At dawn Ada María's home had been surrounded by police, headed up by Yonatan. The Lady in White's brother, Agustín López Canino, was beaten and taken to the police station in Santiago de las Vegas, and later to El Vivac (detention center), where he was then transported to the infirmary for treatment of the injuries he had suffered.

"As I was determined to attend the referendum, I left the jail and headed straight for the airport," Arturo explained. "There I told the woman that I had missed my flight and that I needed for them to put me on the first one bound for Bogotá. When she going to make me a reservation she realized that I was already booked on the next flight.  My flight and Ada María's had been changed since before we missed the first one, for the next day, the 28th.

"When Arturo told me 'We're going to Colombia' that for me was, well, just imagine, a tremendous surprise. I said 'Wait, I'll get dressed'. Then he said, 'No, it couldn´t be today. It's tomorrow at four in the morning.' Then I got everything ready. At night I went to the Iglesia de La Víbora [church] with my son, where there was a pastor giving a talk. I went to the church with my luggage. From there I went to the house of a Christian sister, and from there I left for the airport, in the morning."

Ada María and Arturo did not see each other until they passed Immigration Control. The flight was boarded early, and then they had to wait a long time while it rained. With them were members of the Patriotic Union of Cuba (UNPACU), who were going to take a course in Colombia

"On the plane there was a foreign gentleman who, when they put us on the bus, began to complain, because they were waiting for a passenger who was allegedly missing, but who never showed up. Then the man said 'You Cubans have no guts.

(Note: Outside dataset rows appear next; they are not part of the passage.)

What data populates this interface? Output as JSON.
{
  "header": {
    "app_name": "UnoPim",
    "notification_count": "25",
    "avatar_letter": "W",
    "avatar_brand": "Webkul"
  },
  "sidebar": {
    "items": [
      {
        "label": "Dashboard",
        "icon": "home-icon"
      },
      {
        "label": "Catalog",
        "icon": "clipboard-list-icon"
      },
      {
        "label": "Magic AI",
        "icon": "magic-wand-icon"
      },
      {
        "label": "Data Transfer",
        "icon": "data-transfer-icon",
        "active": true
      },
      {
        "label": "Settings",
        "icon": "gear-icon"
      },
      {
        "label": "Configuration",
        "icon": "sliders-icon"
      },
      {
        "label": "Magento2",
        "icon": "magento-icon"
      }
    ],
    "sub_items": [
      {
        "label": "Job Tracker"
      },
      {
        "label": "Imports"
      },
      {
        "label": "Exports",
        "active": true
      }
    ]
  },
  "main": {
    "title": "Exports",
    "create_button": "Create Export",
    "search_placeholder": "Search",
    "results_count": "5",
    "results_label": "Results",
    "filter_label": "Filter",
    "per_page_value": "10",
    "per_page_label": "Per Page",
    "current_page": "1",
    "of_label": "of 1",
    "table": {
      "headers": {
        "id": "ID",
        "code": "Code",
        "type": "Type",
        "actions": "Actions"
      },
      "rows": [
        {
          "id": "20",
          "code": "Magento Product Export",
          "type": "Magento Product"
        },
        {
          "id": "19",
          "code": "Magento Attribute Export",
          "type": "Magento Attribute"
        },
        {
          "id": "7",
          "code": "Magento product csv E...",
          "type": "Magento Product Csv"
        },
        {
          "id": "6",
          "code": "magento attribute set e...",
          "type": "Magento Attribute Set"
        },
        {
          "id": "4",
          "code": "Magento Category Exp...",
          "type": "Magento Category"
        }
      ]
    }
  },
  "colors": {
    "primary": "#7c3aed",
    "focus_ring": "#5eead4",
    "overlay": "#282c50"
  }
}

You don´t stand up for your rights. How long are we going to be stuck here on this bus?' Then Arturo replied, 'Sir, shut up. You don't know the Cubans you are going to travel with,'" recalled Ada María, laughing.

When they arrived in Colombia the taxi driver could not believe that they were the two Cubans who had been in the news. "Are you going to return to Cuba?" they asked over and over again. The MOE presented a letter of protest at the Colombian Foreign Ministry and the Cuban Embassy condemning the repression of its two guests. Members of the Democratic Action Unit (MUAD) were received at the Colombian Embassy in Havana, where they took a letter to report the treatment Ada María and Arturo had received.

The paramilitary official said to me: "I don't know why you've gotten involved with #Otro18. It´s good for nothing," recalls Arturo. "If it´s good for nothing, why do you fear it?" Arturo replied. Not long after that, along with Ada María, he was able to appreciate that people like them do actually make a difference.

The discipline and public cooperation are striking in Colombia, a country which has been racked by a brutal conflict for more than five decades, in contrast to the treachery of the repressive forces in the country where the peace agreements were negotiated.